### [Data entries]
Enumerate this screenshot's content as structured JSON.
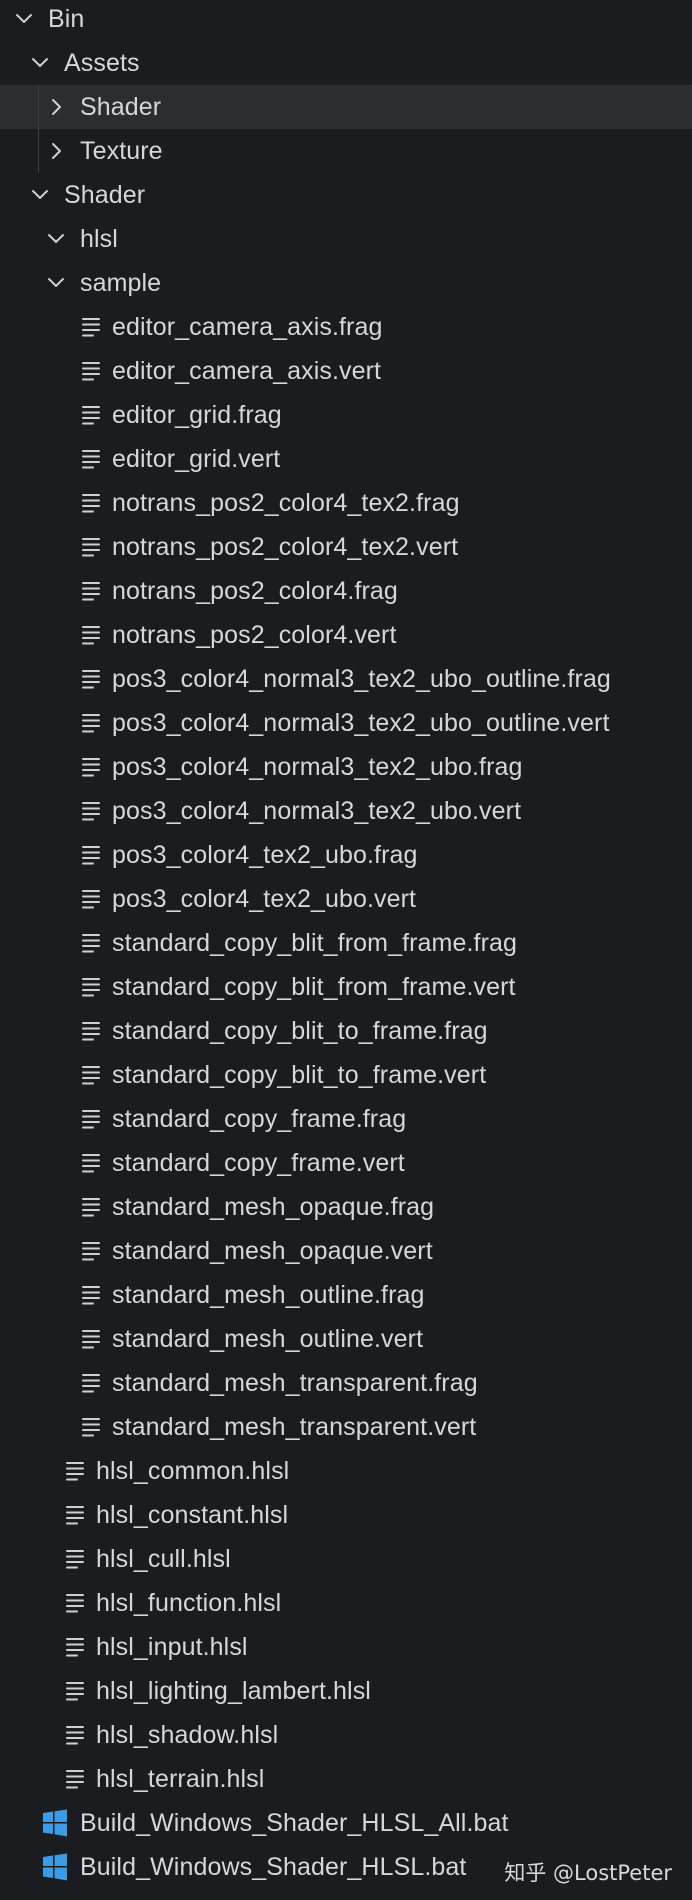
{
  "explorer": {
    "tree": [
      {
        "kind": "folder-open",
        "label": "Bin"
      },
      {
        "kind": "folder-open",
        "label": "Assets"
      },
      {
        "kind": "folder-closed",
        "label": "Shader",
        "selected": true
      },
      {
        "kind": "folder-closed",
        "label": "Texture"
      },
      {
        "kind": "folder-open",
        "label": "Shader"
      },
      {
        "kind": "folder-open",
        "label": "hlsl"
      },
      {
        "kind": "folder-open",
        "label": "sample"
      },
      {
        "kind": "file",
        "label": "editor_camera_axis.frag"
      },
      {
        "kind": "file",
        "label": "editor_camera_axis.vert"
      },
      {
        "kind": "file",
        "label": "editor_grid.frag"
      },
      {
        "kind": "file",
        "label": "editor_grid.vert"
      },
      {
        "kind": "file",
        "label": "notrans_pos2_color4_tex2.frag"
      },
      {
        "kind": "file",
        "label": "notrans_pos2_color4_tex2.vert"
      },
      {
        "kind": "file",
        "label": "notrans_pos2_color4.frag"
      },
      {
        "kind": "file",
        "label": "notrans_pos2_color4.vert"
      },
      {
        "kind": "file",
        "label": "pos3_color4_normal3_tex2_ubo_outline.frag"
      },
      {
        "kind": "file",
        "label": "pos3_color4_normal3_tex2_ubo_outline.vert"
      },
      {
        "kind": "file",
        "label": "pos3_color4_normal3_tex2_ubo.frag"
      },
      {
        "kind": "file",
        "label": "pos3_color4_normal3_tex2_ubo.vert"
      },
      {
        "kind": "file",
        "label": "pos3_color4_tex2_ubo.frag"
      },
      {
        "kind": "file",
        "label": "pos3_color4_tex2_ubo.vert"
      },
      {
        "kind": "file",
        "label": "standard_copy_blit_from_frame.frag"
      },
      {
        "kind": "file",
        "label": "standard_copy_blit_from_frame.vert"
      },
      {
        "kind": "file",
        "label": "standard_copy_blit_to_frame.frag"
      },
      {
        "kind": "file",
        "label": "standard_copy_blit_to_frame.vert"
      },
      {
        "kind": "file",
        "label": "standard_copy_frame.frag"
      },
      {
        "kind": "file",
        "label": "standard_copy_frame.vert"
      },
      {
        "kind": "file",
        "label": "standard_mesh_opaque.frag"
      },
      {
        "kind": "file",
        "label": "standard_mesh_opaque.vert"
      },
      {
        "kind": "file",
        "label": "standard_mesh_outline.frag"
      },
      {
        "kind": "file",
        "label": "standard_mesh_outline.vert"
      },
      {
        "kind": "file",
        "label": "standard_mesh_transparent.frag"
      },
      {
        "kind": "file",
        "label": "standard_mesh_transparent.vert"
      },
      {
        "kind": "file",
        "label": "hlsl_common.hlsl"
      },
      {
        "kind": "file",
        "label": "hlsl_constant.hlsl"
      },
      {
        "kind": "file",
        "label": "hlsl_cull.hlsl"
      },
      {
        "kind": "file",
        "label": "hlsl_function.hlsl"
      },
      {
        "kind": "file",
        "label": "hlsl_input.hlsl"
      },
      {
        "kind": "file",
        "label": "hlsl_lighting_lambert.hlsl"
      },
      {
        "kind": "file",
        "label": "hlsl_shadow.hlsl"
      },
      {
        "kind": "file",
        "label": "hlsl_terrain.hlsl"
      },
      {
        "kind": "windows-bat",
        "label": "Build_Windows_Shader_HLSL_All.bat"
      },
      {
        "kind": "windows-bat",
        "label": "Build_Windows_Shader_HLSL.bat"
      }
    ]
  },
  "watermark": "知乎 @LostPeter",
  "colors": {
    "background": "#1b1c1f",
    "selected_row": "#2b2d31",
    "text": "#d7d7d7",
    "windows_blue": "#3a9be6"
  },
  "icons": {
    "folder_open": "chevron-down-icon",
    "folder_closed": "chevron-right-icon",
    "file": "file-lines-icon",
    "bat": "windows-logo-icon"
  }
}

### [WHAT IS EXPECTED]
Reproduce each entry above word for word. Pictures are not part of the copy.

### [EXERCISE SOLUTION]
Enumerate this screenshot's content as structured JSON.
{
  "explorer": {
    "tree": [
      {
        "kind": "folder-open",
        "label": "Bin"
      },
      {
        "kind": "folder-open",
        "label": "Assets"
      },
      {
        "kind": "folder-closed",
        "label": "Shader",
        "selected": true
      },
      {
        "kind": "folder-closed",
        "label": "Texture"
      },
      {
        "kind": "folder-open",
        "label": "Shader"
      },
      {
        "kind": "folder-open",
        "label": "hlsl"
      },
      {
        "kind": "folder-open",
        "label": "sample"
      },
      {
        "kind": "file",
        "label": "editor_camera_axis.frag"
      },
      {
        "kind": "file",
        "label": "editor_camera_axis.vert"
      },
      {
        "kind": "file",
        "label": "editor_grid.frag"
      },
      {
        "kind": "file",
        "label": "editor_grid.vert"
      },
      {
        "kind": "file",
        "label": "notrans_pos2_color4_tex2.frag"
      },
      {
        "kind": "file",
        "label": "notrans_pos2_color4_tex2.vert"
      },
      {
        "kind": "file",
        "label": "notrans_pos2_color4.frag"
      },
      {
        "kind": "file",
        "label": "notrans_pos2_color4.vert"
      },
      {
        "kind": "file",
        "label": "pos3_color4_normal3_tex2_ubo_outline.frag"
      },
      {
        "kind": "file",
        "label": "pos3_color4_normal3_tex2_ubo_outline.vert"
      },
      {
        "kind": "file",
        "label": "pos3_color4_normal3_tex2_ubo.frag"
      },
      {
        "kind": "file",
        "label": "pos3_color4_normal3_tex2_ubo.vert"
      },
      {
        "kind": "file",
        "label": "pos3_color4_tex2_ubo.frag"
      },
      {
        "kind": "file",
        "label": "pos3_color4_tex2_ubo.vert"
      },
      {
        "kind": "file",
        "label": "standard_copy_blit_from_frame.frag"
      },
      {
        "kind": "file",
        "label": "standard_copy_blit_from_frame.vert"
      },
      {
        "kind": "file",
        "label": "standard_copy_blit_to_frame.frag"
      },
      {
        "kind": "file",
        "label": "standard_copy_blit_to_frame.vert"
      },
      {
        "kind": "file",
        "label": "standard_copy_frame.frag"
      },
      {
        "kind": "file",
        "label": "standard_copy_frame.vert"
      },
      {
        "kind": "file",
        "label": "standard_mesh_opaque.frag"
      },
      {
        "kind": "file",
        "label": "standard_mesh_opaque.vert"
      },
      {
        "kind": "file",
        "label": "standard_mesh_outline.frag"
      },
      {
        "kind": "file",
        "label": "standard_mesh_outline.vert"
      },
      {
        "kind": "file",
        "label": "standard_mesh_transparent.frag"
      },
      {
        "kind": "file",
        "label": "standard_mesh_transparent.vert"
      },
      {
        "kind": "file",
        "label": "hlsl_common.hlsl"
      },
      {
        "kind": "file",
        "label": "hlsl_constant.hlsl"
      },
      {
        "kind": "file",
        "label": "hlsl_cull.hlsl"
      },
      {
        "kind": "file",
        "label": "hlsl_function.hlsl"
      },
      {
        "kind": "file",
        "label": "hlsl_input.hlsl"
      },
      {
        "kind": "file",
        "label": "hlsl_lighting_lambert.hlsl"
      },
      {
        "kind": "file",
        "label": "hlsl_shadow.hlsl"
      },
      {
        "kind": "file",
        "label": "hlsl_terrain.hlsl"
      },
      {
        "kind": "windows-bat",
        "label": "Build_Windows_Shader_HLSL_All.bat"
      },
      {
        "kind": "windows-bat",
        "label": "Build_Windows_Shader_HLSL.bat"
      }
    ]
  },
  "watermark": "知乎 @LostPeter",
  "colors": {
    "background": "#1b1c1f",
    "selected_row": "#2b2d31",
    "text": "#d7d7d7",
    "windows_blue": "#3a9be6"
  },
  "icons": {
    "folder_open": "chevron-down-icon",
    "folder_closed": "chevron-right-icon",
    "file": "file-lines-icon",
    "bat": "windows-logo-icon"
  }
}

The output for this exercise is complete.